Business conditions in the United Arab Emirates worsened and Saudi Arabia had the weakest increase in its non-oil private sector output since at least 2009 as disruptions caused by the coronavirus rippled through the Gulf’s two biggest economies.
The spillovers into trade, tourism and supply chains resulted in “a sharp loss of momentum since the start of 2020” for Saudi Arabia, according to IHS Markit. Its Purchasing Managers’ Index for the kingdom dropped to 52.5 in February from 54.9 a month earlier, indicating the slowest pace of improvement for almost two years.
The IHS Markit U.A.E. PMI deteriorated for a second month to remain below the threshold of 50 that separates contraction from growth. “The U.A.E.’s non-oil private sector suffered another blow in February,” David Owen, Economist at IHS Markit, said in a report.

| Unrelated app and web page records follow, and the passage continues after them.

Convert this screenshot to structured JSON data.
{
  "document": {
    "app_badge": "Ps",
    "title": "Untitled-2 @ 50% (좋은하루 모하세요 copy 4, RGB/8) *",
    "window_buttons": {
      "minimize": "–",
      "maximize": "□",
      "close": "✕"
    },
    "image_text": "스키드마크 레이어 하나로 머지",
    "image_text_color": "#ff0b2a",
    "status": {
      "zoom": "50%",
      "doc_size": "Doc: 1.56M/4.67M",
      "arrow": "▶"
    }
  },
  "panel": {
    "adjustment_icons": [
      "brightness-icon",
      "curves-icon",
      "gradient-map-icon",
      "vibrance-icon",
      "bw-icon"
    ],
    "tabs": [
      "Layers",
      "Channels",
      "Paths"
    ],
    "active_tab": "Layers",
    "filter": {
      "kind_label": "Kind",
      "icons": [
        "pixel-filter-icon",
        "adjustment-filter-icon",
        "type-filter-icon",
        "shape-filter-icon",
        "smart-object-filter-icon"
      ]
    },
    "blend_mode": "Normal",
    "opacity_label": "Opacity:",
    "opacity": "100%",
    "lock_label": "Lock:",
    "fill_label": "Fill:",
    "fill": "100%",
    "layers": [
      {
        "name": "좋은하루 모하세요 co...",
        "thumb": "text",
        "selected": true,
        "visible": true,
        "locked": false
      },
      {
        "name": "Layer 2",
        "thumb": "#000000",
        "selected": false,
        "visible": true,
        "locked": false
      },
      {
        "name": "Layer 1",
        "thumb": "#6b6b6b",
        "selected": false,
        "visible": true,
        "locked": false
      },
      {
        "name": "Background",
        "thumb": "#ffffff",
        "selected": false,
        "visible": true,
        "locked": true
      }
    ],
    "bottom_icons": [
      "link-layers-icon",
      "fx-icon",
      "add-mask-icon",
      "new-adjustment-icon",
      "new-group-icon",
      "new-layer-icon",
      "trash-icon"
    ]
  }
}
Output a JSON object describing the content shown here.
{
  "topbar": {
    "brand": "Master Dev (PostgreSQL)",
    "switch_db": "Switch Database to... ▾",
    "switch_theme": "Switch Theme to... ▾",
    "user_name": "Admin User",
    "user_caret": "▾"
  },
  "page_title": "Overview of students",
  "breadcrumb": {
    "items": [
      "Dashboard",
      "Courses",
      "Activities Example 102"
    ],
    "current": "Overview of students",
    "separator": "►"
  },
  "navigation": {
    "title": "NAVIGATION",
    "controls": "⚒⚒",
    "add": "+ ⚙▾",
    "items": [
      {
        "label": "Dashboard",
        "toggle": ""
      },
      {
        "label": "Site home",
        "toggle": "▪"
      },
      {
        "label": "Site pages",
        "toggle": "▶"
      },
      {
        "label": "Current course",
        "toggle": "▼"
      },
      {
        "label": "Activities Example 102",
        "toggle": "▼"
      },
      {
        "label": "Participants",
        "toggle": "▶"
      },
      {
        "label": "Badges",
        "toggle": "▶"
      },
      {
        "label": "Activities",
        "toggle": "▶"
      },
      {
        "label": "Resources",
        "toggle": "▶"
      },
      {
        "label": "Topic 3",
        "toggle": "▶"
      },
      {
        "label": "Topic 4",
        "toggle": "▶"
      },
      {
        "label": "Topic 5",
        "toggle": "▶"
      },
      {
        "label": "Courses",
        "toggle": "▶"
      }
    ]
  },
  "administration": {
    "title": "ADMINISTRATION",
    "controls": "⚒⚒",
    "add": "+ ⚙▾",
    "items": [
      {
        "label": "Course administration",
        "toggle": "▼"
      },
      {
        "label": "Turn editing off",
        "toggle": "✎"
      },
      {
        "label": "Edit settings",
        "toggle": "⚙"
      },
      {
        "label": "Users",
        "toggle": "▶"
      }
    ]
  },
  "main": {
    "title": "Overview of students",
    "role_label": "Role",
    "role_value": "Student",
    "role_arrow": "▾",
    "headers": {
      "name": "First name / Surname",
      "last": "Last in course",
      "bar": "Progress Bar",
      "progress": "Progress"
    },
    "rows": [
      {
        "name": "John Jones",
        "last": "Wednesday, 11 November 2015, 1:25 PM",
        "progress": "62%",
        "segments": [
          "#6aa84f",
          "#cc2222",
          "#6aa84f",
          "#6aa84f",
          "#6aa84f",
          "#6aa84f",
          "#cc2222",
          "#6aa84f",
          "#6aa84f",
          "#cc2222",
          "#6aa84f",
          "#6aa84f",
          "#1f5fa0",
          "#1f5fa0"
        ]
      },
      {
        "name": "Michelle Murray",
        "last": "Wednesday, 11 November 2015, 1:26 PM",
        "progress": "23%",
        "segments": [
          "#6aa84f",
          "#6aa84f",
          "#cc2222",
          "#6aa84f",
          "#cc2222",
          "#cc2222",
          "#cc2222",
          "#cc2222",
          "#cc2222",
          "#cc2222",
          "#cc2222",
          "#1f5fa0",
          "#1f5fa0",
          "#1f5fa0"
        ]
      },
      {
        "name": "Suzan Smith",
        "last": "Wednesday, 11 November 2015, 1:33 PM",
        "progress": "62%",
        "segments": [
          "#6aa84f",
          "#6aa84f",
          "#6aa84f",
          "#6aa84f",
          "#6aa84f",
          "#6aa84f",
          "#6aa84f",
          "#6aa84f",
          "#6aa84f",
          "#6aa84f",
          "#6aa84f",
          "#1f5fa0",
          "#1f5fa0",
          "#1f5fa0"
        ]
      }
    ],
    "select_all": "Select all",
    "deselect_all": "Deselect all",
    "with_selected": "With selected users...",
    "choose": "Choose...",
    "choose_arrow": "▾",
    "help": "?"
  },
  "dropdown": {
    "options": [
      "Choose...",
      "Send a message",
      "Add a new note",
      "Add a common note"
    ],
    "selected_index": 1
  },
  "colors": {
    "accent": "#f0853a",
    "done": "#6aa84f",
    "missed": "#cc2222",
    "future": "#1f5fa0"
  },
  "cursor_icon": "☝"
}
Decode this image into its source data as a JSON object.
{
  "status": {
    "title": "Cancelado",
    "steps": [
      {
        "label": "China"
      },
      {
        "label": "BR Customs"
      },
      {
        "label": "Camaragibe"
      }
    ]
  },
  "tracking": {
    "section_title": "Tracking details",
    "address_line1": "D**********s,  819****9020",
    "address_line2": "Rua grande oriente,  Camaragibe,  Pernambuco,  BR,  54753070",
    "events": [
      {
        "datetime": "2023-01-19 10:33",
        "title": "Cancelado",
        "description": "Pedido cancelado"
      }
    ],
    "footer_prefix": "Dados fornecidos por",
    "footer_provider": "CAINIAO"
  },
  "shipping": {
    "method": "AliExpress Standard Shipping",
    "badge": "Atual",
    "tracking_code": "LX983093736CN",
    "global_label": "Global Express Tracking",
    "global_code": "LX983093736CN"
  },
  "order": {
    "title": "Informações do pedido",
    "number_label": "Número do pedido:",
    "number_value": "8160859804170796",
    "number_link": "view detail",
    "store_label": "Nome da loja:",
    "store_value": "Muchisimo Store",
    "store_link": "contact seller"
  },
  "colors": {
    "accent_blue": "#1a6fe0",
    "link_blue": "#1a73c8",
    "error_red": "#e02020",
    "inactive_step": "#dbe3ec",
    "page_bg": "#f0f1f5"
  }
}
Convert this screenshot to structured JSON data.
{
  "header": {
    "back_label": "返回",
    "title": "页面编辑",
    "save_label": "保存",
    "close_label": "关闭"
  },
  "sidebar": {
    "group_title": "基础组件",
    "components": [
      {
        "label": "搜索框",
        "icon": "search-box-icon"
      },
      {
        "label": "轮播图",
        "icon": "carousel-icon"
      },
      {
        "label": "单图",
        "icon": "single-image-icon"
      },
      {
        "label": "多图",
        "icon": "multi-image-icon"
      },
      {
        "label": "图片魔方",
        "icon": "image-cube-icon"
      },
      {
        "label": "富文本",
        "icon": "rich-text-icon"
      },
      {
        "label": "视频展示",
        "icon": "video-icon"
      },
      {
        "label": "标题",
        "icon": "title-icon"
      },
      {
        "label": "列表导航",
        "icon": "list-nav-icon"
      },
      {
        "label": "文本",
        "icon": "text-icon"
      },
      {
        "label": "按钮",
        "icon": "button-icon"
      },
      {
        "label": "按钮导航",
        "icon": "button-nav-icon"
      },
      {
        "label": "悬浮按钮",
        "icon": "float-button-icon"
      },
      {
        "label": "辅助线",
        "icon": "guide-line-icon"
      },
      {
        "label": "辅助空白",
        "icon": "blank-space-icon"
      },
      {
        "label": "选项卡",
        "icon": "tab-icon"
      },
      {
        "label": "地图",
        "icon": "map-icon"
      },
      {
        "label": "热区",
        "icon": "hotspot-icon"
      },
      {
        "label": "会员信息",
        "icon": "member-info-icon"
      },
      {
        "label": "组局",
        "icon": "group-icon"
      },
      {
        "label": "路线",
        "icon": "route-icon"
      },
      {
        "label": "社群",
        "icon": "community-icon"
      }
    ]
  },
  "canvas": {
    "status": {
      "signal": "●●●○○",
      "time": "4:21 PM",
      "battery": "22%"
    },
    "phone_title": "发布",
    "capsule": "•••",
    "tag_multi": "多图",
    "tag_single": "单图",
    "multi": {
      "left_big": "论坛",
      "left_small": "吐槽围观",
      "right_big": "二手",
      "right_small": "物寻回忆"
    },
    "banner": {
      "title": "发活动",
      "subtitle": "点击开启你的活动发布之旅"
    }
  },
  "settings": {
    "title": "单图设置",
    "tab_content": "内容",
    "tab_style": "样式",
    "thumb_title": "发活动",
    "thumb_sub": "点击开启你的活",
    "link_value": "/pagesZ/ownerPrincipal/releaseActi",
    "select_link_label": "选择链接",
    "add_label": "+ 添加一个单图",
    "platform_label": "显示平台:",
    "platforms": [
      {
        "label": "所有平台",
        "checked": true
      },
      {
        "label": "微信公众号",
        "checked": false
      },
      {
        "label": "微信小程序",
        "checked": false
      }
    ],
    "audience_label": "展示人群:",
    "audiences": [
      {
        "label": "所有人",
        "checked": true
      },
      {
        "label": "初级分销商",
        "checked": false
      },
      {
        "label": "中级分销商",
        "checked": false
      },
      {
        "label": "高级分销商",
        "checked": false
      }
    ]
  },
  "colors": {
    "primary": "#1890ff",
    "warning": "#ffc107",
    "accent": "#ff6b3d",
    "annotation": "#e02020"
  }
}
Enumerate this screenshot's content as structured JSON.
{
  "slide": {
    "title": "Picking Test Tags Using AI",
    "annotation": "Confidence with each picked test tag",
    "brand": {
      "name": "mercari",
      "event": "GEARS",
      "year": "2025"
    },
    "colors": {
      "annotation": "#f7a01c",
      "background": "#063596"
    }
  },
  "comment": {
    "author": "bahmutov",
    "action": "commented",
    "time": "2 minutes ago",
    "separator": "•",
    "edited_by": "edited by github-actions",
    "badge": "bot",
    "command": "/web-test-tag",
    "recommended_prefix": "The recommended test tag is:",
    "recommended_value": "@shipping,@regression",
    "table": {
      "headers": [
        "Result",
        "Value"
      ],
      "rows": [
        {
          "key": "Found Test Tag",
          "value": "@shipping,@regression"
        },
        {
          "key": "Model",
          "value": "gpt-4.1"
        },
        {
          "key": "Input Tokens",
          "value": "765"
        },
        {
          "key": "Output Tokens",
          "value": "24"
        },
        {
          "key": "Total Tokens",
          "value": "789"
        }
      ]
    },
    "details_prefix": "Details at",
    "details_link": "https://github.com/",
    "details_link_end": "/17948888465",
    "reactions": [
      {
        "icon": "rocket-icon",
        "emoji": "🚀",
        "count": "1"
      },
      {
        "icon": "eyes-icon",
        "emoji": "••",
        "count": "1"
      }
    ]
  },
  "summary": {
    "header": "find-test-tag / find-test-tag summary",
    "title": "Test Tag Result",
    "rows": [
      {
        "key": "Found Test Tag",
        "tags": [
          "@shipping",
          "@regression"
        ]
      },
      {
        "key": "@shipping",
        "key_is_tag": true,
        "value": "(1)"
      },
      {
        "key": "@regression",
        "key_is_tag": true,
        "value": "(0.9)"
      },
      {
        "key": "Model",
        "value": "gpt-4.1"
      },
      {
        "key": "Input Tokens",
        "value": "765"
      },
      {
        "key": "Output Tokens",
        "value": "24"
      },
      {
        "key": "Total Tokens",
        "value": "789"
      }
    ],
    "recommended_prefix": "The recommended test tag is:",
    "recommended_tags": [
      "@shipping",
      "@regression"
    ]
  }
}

Private businesses in Saudi Arabia and the U.A.E. struggled with logistical constraints last month, which resulted in higher costs and longer lead times. IHS Markit said its latest data for Saudi Arabia showed the “sharpest lengthening” of delivery times among suppliers since the survey began over a decade ago.
Weaker momentum in non-oil economic growth is a threat for two of OPEC’s biggest producers that already face the prospect of lower crude prices if the outbreak continues to pummel energy demand. Government plans for spending cutbacks this year in Saudi Arabia could also be hurting confidence for private businesses.
Commodity exporters are especially exposed to trade with China, where the coronavirus outbreak has crippled production and consumption, as factories remain below capacity and transport is curtailed.
Among countries in central and eastern Europe, the Middle East and North Africa, Goldman Sachs Group Inc. estimates that merchandise exports to China as a share of gross domestic product are the highest in Saudi Arabia.
As part of its revised outlook that assessed the fallout from the virus, Goldman Sachs cut its forecast for Saudi GDP growth this year to 0.6% from 2.1%. The economy of the world’s biggest crude exporter expanded just 0.3% in 2019, but non-oil growth was the fastest since 2014 at 3.3%.
In Saudi Arabia, “February data revealed additional challenges from international supply chain disruptions following the COVID-19 outbreak in China, with firms seeking to build up inventories and source alternative suppliers of critical components,” said Tim Moore, economics associate director at IHS Markit.
Here are some other highlights from the PMI reports for February:
- The Saudi non-oil private sector had no change in overall payroll numbers, ending a 10-month period of job creation
- Saudi firms experienced the sharpest increase in purchasing costs for almost 1 1/2 years and had the steepest drop in work backlogs since 2011
- The rate of discounting by Saudi companies was the fastest since April 2019
- Export orders were “the main bright spot” in Saudi Arabia, as new work from abroad rose for the first time in three months
- In the U.A.E.’s non-oil private sector economy, output levels shrank for first time in over a decade
- New orders and employment declined for a second month, exports stalled
- The degree of optimism among U.A.E. firms was the weakest since March 2018
“While many firms remained upbeat for the year ahead, business expectations were hit by fears that the virus outbreak could damage an already struggling domestic economy” in the U.A.E., Owen said.
©2020 Bloomberg L.P.